With my aesthetics, I always thrive to make it feel romantic and timeless, so I wanted to breathe that same vibe into this particular suite. I also wanted it to have structure, so I played with lines in the layout to match the serif font, embossing those lines for added subtle texture. The heart of the design is the couple’s names in my signature calligraphy style, along with an illustration of a Villa on top of a hill. I wanted the design to look effortless, yet fancy.

Vintage Inspired Dusty Blue Calligraphy Wedding Invitations by KidGolightly Calligraphy

The invitation is printed on 100% cotton rag handmade paper from Fabulous Fancy Pants, leaving the natural deckled edges untouched for that organic textural element. The same handmade paper envelope was used for the main invitation. I used a Mist colored envelope a with euro flap for the partner envelope for the reply card, with the return address calligraphed as well. For this suite specifically, Little Postage House curated a romantic collection of vintage stamps that I think fits it perfectly. The wax seal stamp from Saint Signora added some old world feel as a beautiful finishing touch.

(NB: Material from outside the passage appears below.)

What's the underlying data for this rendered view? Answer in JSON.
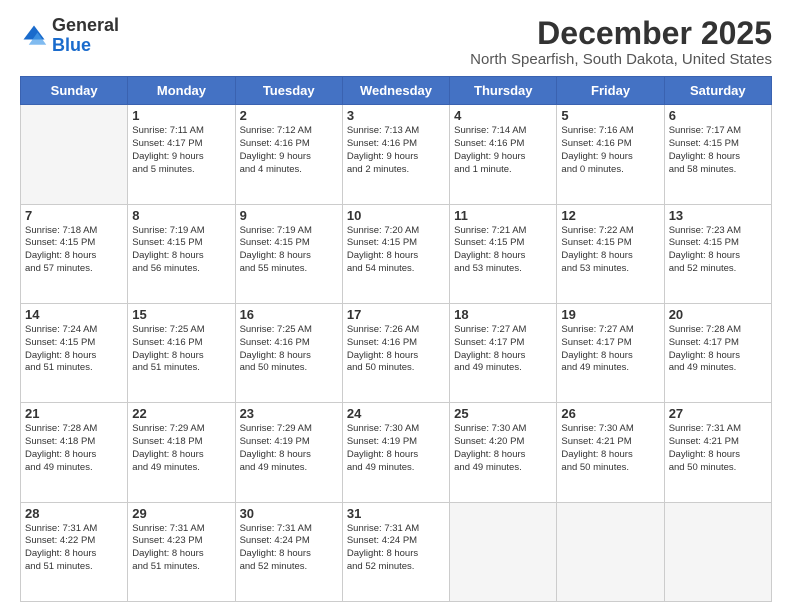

Vintage Inspired Dusty Blue Calligraphy Wedding Invitations by KidGolightly Calligraphy

I am so happy with how everything turned out. Sydney captured everything in film, while Alisha and Bethany added some floral magic to this shoot. The whole thing was extra special and it felt like I came full circle!

Vintage Inspired Dusty Blue Calligraphy Wedding Invitations by KidGolightly Calligraphy

Thanks, Raymond!

Design: KidGolightly Calligraphy
Florals: Native Bloom Floral
Postage stamps: Little Postage House
Paper: Fabulous Fancy Pants

Check out the Designer Rolodex for more tal­ented wed­ding invi­ta­tion design­ers and the real invi­ta­tions gallery for more wedding invitation ideas!

Photo Credits: Sydney Tolifson Photography